Since it first aired in 1969, Sesame Street has been a unique and unparalleled presence in the world of children's television programming. The show has changed a lot over the years — mostly in response to the changing world we live in — but surprisingly, much has also remained the same.
More than 40 years later, Sesame Street still delights and entertains young audiences, and it remains the gold standard by which all other educational children's programming is measured.
Sesame Street Enters Its 43rd Season
Now in its 43rd season, the children's classic is still keeping its content fresh, and proving that it can remain relevant and topical despite its long history. Case in point? The spoof of the PBS drama Downtown Abbey, which recently aired on the show.
In the spoof, everything in "Upside Downton Abbey" keeps falling to the ceiling, and Sesame Street characters find that they have to change the name to "Right Side Upton Abbey" in order to turn everything right side up again.
Of course, preschoolers won't get the joke in the same way their parents will, but this newest spoof proves that Sesame Street can still entertain young and old audiences alike. Be sure to also check out the show's hilarious "30 Rocks" spoof — a must watch for fans of Tina Fey and Liz Lemon.
What Are Children Learning from Sesame Street?
When Sesame Street first began, children were not being bombarded by screens and media in almost every aspect of their lives, and the show really did help audiences — particularly disadvantaged inner city youth — to learn important concepts like letters, numbers, and various social skills.
Today's parents, though, have a tougher job than our 1970s counterparts, as we're constantly trying to make the most out of educational programming without over-exposing our kids to too much TV. Is Sesame Street still worth watching for its educational value? Here are a few of the concepts that kids are still learning from the likes of Bert, Ernie, and Mr. Snuffleupagas.
- Letters and Numbers. Whether counting with the Count or enjoying the "Letter of the Day," young children can still learn these basic concepts in a fun and engaging way.

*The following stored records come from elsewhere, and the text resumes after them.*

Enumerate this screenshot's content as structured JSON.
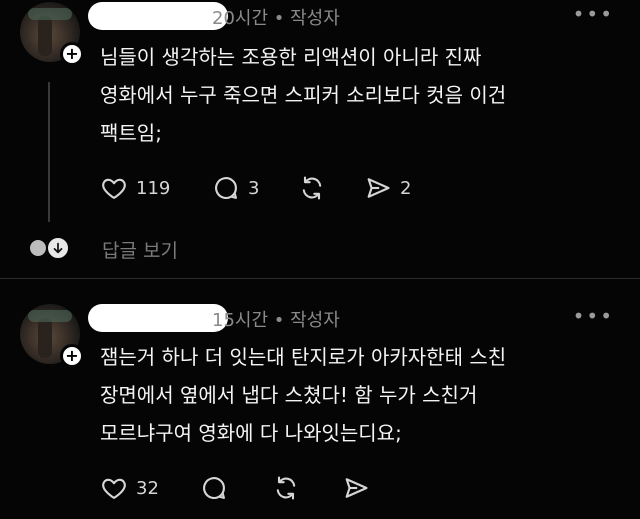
{
  "posts": [
    {
      "time": "20시간",
      "sep": "•",
      "author_tag": "작성자",
      "more": "•••",
      "lines": [
        "님들이 생각하는 조용한 리액션이 아니라 진짜",
        "영화에서 누구 죽으면 스피커 소리보다 컷음 이건",
        "팩트임;"
      ],
      "likes": "119",
      "comments": "3",
      "reposts": "",
      "shares": "2",
      "view_replies": "답글 보기"
    },
    {
      "time": "15시간",
      "sep": "•",
      "author_tag": "작성자",
      "more": "•••",
      "lines": [
        "잼는거 하나 더 잇는대 탄지로가 아카자한태 스친",
        "장면에서 옆에서 냅다 스쳤다! 함 누가 스친거",
        "모르냐구여 영화에 다 나와잇는디요;"
      ],
      "likes": "32",
      "comments": "",
      "reposts": "",
      "shares": ""
    }
  ],
  "follow_badge": "+",
  "icons": {
    "like": "heart-icon",
    "comment": "comment-icon",
    "repost": "repost-icon",
    "share": "share-icon",
    "more": "more-icon"
  }
}
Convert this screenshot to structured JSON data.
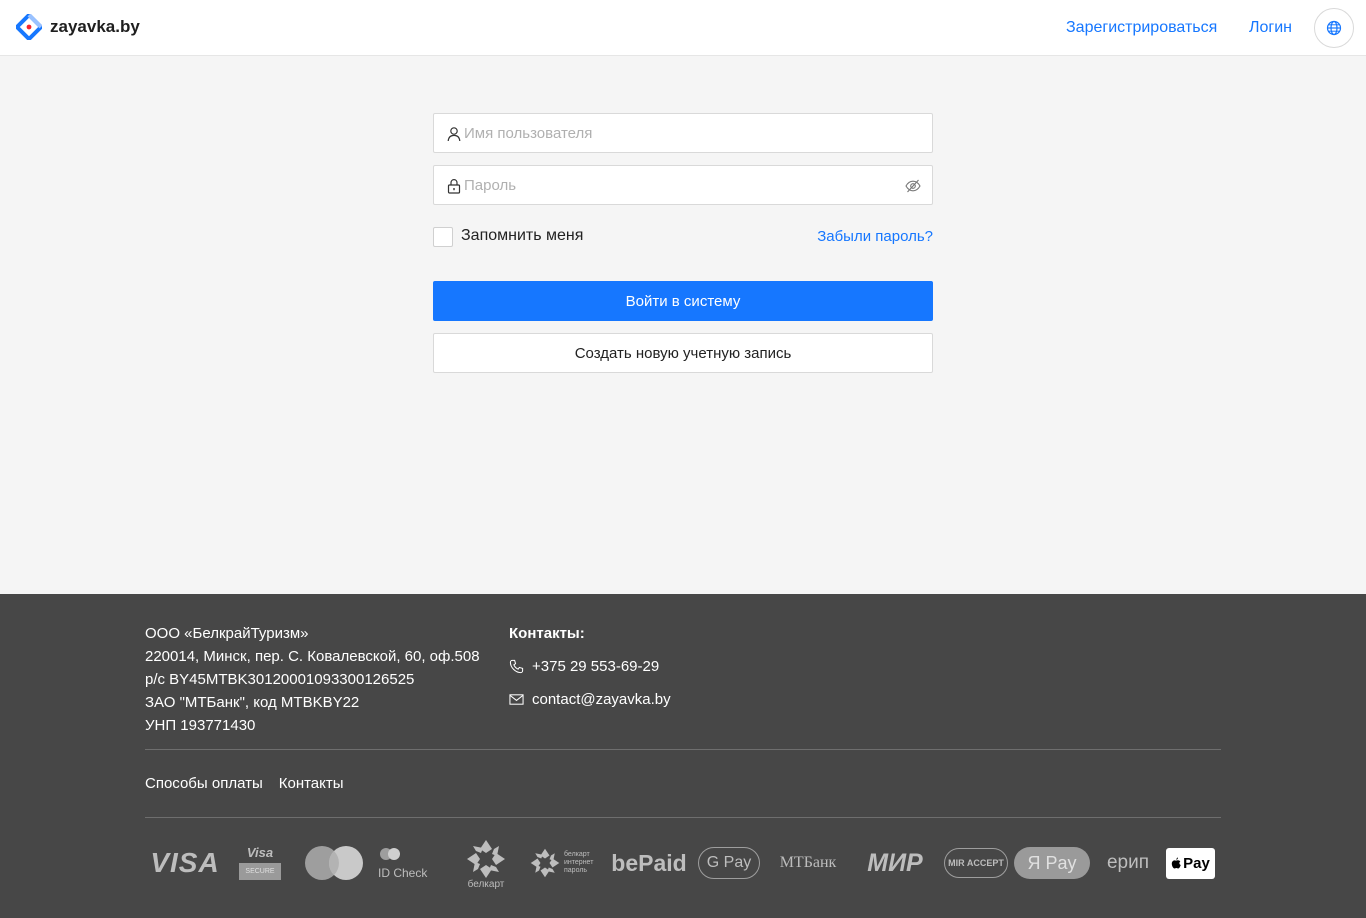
{
  "header": {
    "brand": "zayavka.by",
    "register_link": "Зарегистрироваться",
    "login_link": "Логин",
    "language_icon": "globe-icon"
  },
  "login_form": {
    "username_placeholder": "Имя пользователя",
    "password_placeholder": "Пароль",
    "remember_label": "Запомнить меня",
    "forgot_link": "Забыли пароль?",
    "submit_button": "Войти в систему",
    "create_account_button": "Создать новую учетную запись"
  },
  "footer": {
    "company_lines": [
      "ООО «БелкрайТуризм»",
      "220014, Минск, пер. С. Ковалевской, 60, оф.508",
      "р/с BY45MTBK30120001093300126525",
      "ЗАО \"МТБанк\", код MTBKBY22",
      "УНП 193771430"
    ],
    "contacts_title": "Контакты:",
    "phone": "+375 29 553-69-29",
    "email": "contact@zayavka.by",
    "links": [
      "Способы оплаты",
      "Контакты"
    ],
    "payment_logos": [
      {
        "text": "VISA"
      },
      {
        "text": "Visa",
        "subtext": "SECURE"
      },
      {
        "text": "mastercard"
      },
      {
        "text": "ID Check"
      },
      {
        "text": "белкарт"
      },
      {
        "text": "белкарт интернет пароль"
      },
      {
        "text": "bePaid"
      },
      {
        "text": "G Pay"
      },
      {
        "text": "МТБанк"
      },
      {
        "text": "МИР"
      },
      {
        "text": "MIR ACCEPT"
      },
      {
        "text": "Я Pay"
      },
      {
        "text": "ерип"
      },
      {
        "text": "Pay"
      }
    ]
  },
  "colors": {
    "accent": "#1677ff",
    "footer_bg": "#474747",
    "page_bg": "#f5f5f5"
  }
}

- Vocabulary. With Word on the Street vocabulary incorporated into every show, kids are exposed to new words, and can build a vocabulary that will help them succeed in school.

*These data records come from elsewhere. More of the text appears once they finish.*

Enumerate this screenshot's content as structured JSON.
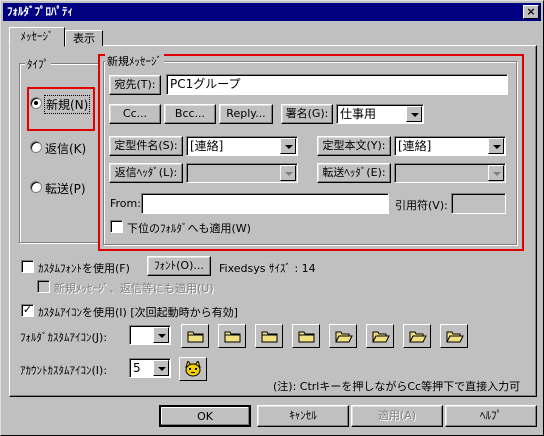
{
  "window": {
    "title": "ﾌｫﾙﾀﾞﾌﾟﾛﾊﾟﾃｨ",
    "close_label": "×"
  },
  "tabs": [
    {
      "label": "ﾒｯｾｰｼﾞ"
    },
    {
      "label": "表示"
    }
  ],
  "type_group": {
    "label": "ﾀｲﾌﾟ",
    "options": [
      {
        "label": "新規(N)",
        "selected": true
      },
      {
        "label": "返信(K)",
        "selected": false
      },
      {
        "label": "転送(P)",
        "selected": false
      }
    ]
  },
  "new_message": {
    "label": "新規ﾒｯｾｰｼﾞ",
    "to_button": "宛先(T):",
    "to_value": "PC1グループ",
    "cc_button": "Cc...",
    "bcc_button": "Bcc...",
    "reply_button": "Reply...",
    "signature_button": "署名(G):",
    "signature_value": "仕事用",
    "subject_button": "定型件名(S):",
    "subject_value": "[連絡]",
    "body_button": "定型本文(Y):",
    "body_value": "[連絡]",
    "reply_header_button": "返信ﾍｯﾀﾞ(L):",
    "reply_header_value": "",
    "forward_header_button": "転送ﾍｯﾀﾞ(E):",
    "forward_header_value": "",
    "from_label": "From:",
    "from_value": "",
    "quote_label": "引用符(V):",
    "quote_value": "",
    "apply_subfolders_label": "下位のﾌｫﾙﾀﾞへも適用(W)"
  },
  "custom_font": {
    "checkbox_label": "ｶｽﾀﾑﾌｫﾝﾄを使用(F)",
    "font_button": "ﾌｫﾝﾄ(O)...",
    "font_info": "Fixedsys ｻｲｽﾞ : 14",
    "apply_new_label": "新規ﾒｯｾｰｼﾞ、返信等にも適用(U)"
  },
  "custom_icon": {
    "checkbox_label": "ｶｽﾀﾑｱｲｺﾝを使用(I) [次回起動時から有効]",
    "folder_icon_label": "ﾌｫﾙﾀﾞｶｽﾀﾑｱｲｺﾝ(J):",
    "folder_icon_value": "",
    "folder_icons": [
      "folder-closed-icon",
      "folder-closed-icon",
      "folder-closed-icon",
      "folder-closed-icon",
      "folder-open-icon",
      "folder-open-icon",
      "folder-open-icon",
      "folder-open-icon"
    ],
    "account_icon_label": "ｱｶｳﾝﾄｶｽﾀﾑｱｲｺﾝ(I):",
    "account_icon_value": "5",
    "account_icon": "cat-face-icon"
  },
  "note": "(注): Ctrlキーを押しながらCc等押下で直接入力可",
  "footer": {
    "ok": "OK",
    "cancel": "ｷｬﾝｾﾙ",
    "apply": "適用(A)",
    "help": "ﾍﾙﾌﾟ"
  },
  "colors": {
    "title_bar": "#000080",
    "highlight_box": "#e00000",
    "folder_yellow": "#f0e080"
  }
}
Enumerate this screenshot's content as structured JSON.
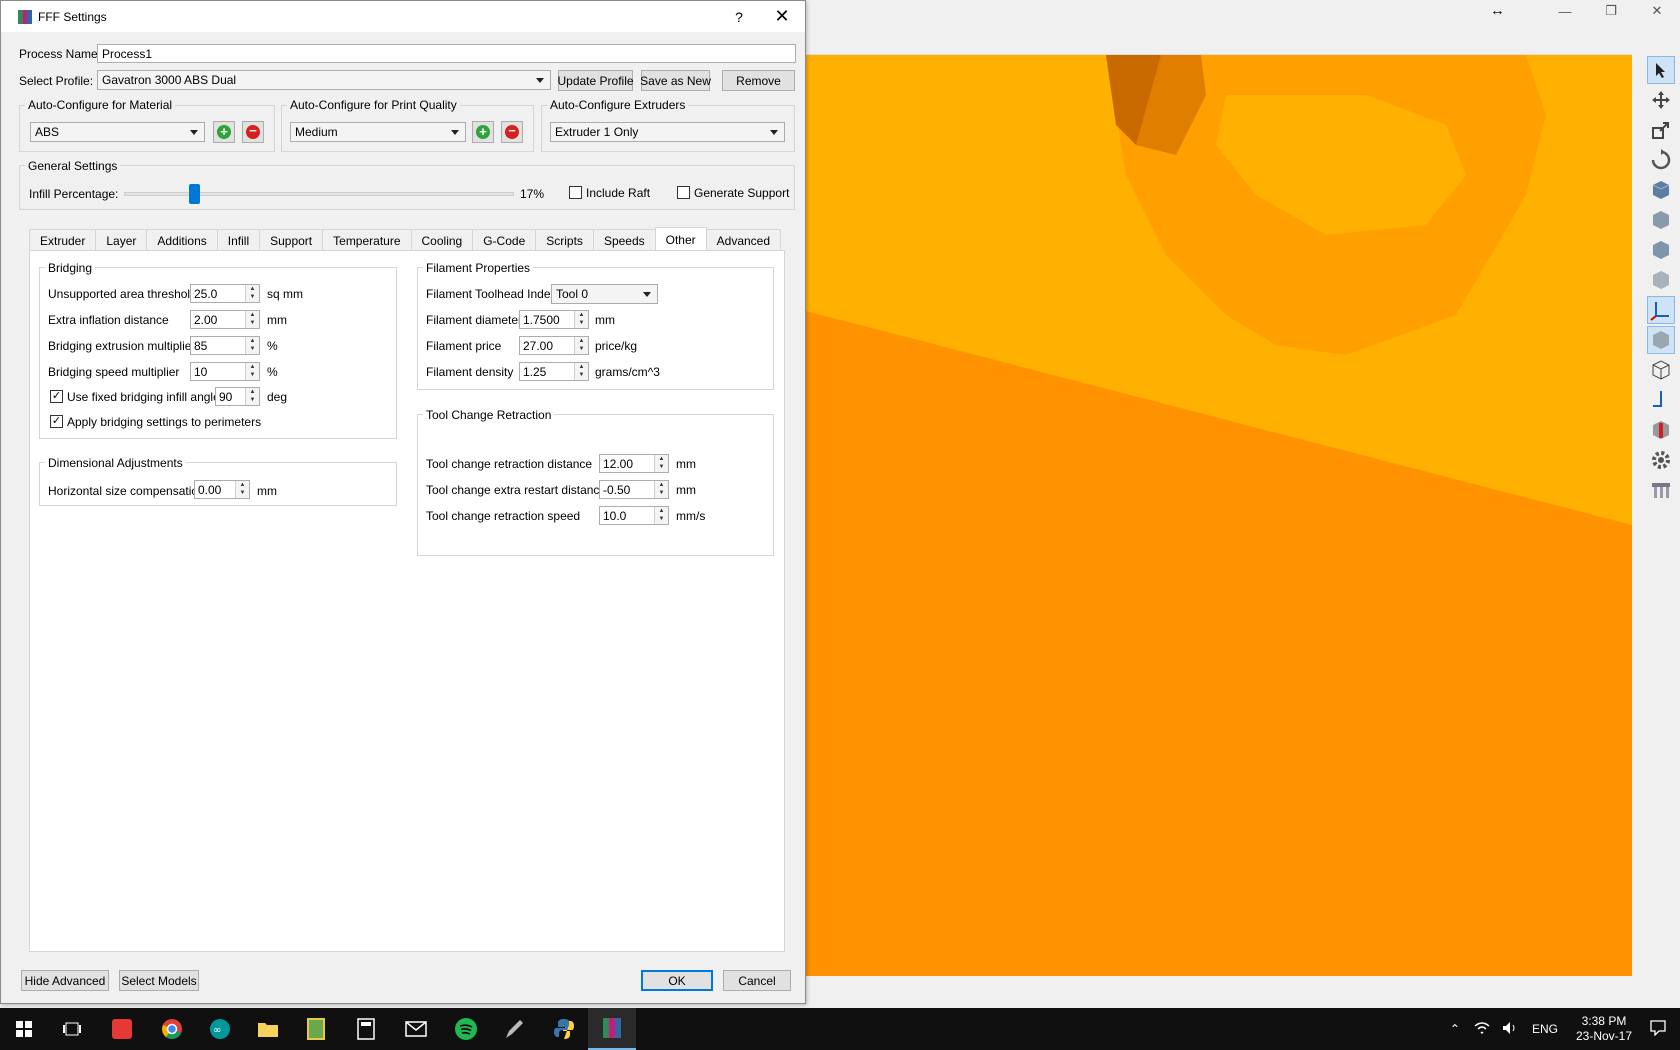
{
  "dialog": {
    "title": "FFF Settings",
    "help": "?",
    "close": "✕",
    "process_name_label": "Process Name:",
    "process_name_value": "Process1",
    "select_profile_label": "Select Profile:",
    "select_profile_value": "Gavatron 3000 ABS Dual",
    "update_profile": "Update Profile",
    "save_as_new": "Save as New",
    "remove": "Remove",
    "auto_material": {
      "title": "Auto-Configure for Material",
      "value": "ABS"
    },
    "auto_quality": {
      "title": "Auto-Configure for Print Quality",
      "value": "Medium"
    },
    "auto_extruders": {
      "title": "Auto-Configure Extruders",
      "value": "Extruder 1 Only"
    },
    "general": {
      "title": "General Settings",
      "infill_label": "Infill Percentage:",
      "infill_value": "17%",
      "infill_fraction": 0.17,
      "include_raft": "Include Raft",
      "generate_support": "Generate Support"
    },
    "tabs": [
      "Extruder",
      "Layer",
      "Additions",
      "Infill",
      "Support",
      "Temperature",
      "Cooling",
      "G-Code",
      "Scripts",
      "Speeds",
      "Other",
      "Advanced"
    ],
    "active_tab": "Other",
    "bridging": {
      "title": "Bridging",
      "unsupported_label": "Unsupported area threshold",
      "unsupported_value": "25.0",
      "unsupported_unit": "sq mm",
      "inflation_label": "Extra inflation distance",
      "inflation_value": "2.00",
      "inflation_unit": "mm",
      "extrusion_label": "Bridging extrusion multiplier",
      "extrusion_value": "85",
      "extrusion_unit": "%",
      "speed_label": "Bridging speed multiplier",
      "speed_value": "10",
      "speed_unit": "%",
      "fixed_angle_label": "Use fixed bridging infill angle",
      "fixed_angle_value": "90",
      "fixed_angle_unit": "deg",
      "apply_perimeters_label": "Apply bridging settings to perimeters"
    },
    "dimensional": {
      "title": "Dimensional Adjustments",
      "hsc_label": "Horizontal size compensation",
      "hsc_value": "0.00",
      "hsc_unit": "mm"
    },
    "filament": {
      "title": "Filament Properties",
      "toolhead_label": "Filament Toolhead Index",
      "toolhead_value": "Tool 0",
      "diameter_label": "Filament diameter",
      "diameter_value": "1.7500",
      "diameter_unit": "mm",
      "price_label": "Filament price",
      "price_value": "27.00",
      "price_unit": "price/kg",
      "density_label": "Filament density",
      "density_value": "1.25",
      "density_unit": "grams/cm^3"
    },
    "toolchange": {
      "title": "Tool Change Retraction",
      "dist_label": "Tool change retraction distance",
      "dist_value": "12.00",
      "dist_unit": "mm",
      "restart_label": "Tool change extra restart distance",
      "restart_value": "-0.50",
      "restart_unit": "mm",
      "speed_label": "Tool change retraction speed",
      "speed_value": "10.0",
      "speed_unit": "mm/s"
    },
    "hide_advanced": "Hide Advanced",
    "select_models": "Select Models",
    "ok": "OK",
    "cancel": "Cancel"
  },
  "taskbar": {
    "lang": "ENG",
    "time": "3:38 PM",
    "date": "23-Nov-17"
  },
  "colors": {
    "viewport": "#ffa800",
    "model": "#ff9000",
    "accent": "#0078d7"
  }
}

- STEAM. The five tenets of STEAM (Science, Technology, Engineering, Arts, and Math) are considered an integral part of each episode. A for the Arts was just added this season, through a new segment called "Elmo the Musical."

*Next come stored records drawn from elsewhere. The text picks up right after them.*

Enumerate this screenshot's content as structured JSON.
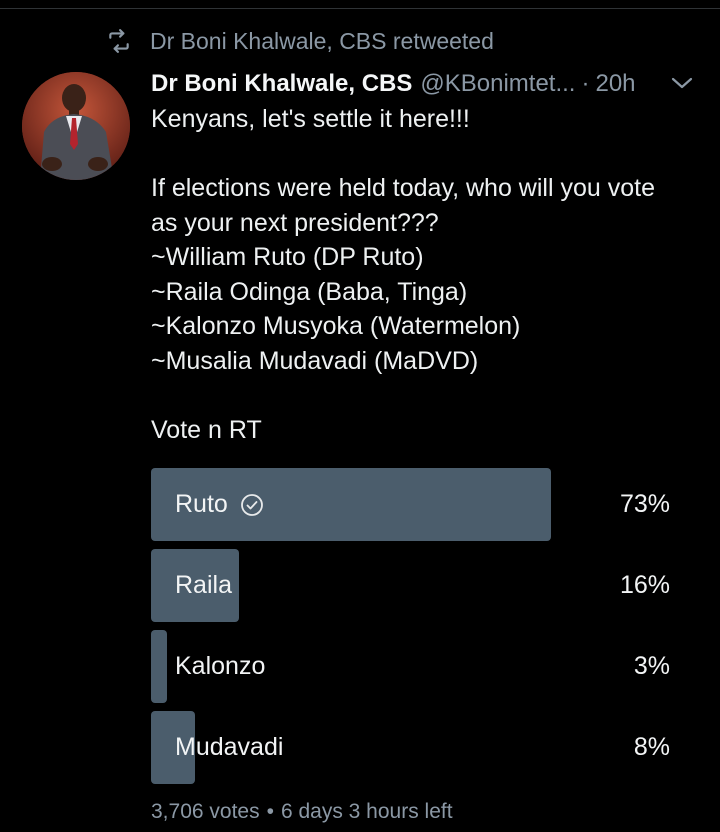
{
  "retweet": {
    "icon": "retweet-icon",
    "text": "Dr Boni Khalwale, CBS retweeted"
  },
  "tweet": {
    "author_name": "Dr Boni Khalwale, CBS",
    "handle": "@KBonimtet...",
    "separator": "·",
    "time": "20h",
    "lines": [
      "Kenyans, let's settle it here!!!",
      "",
      "If elections were held today, who will you vote",
      "as your next president???",
      "~William Ruto (DP Ruto)",
      "~Raila Odinga (Baba, Tinga)",
      "~Kalonzo Musyoka (Watermelon)",
      "~Musalia Mudavadi (MaDVD)",
      "",
      "Vote n RT"
    ]
  },
  "poll": {
    "bar_color": "#4b5d6c",
    "options": [
      {
        "label": "Ruto",
        "percent_text": "73%",
        "fraction": 0.73,
        "selected": true
      },
      {
        "label": "Raila",
        "percent_text": "16%",
        "fraction": 0.16,
        "selected": false
      },
      {
        "label": "Kalonzo",
        "percent_text": "3%",
        "fraction": 0.03,
        "selected": false
      },
      {
        "label": "Mudavadi",
        "percent_text": "8%",
        "fraction": 0.08,
        "selected": false
      }
    ],
    "votes_text": "3,706 votes",
    "dot": "•",
    "time_left_text": "6 days 3 hours left"
  },
  "colors": {
    "background": "#000000",
    "secondary_text": "#8b98a5",
    "primary_text": "#e7e9ea"
  }
}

- Emotional Wellbeing. According to Sesame Workshop, "messages about sharing and growing together, dealing with difficult situations, and accepting others have been at the heart of Sesame Street from its inception."
Do your toddlers and preschoolers watch Sesame Street? Do you think the show is educational, or does it just contribute to more screen time for our kids?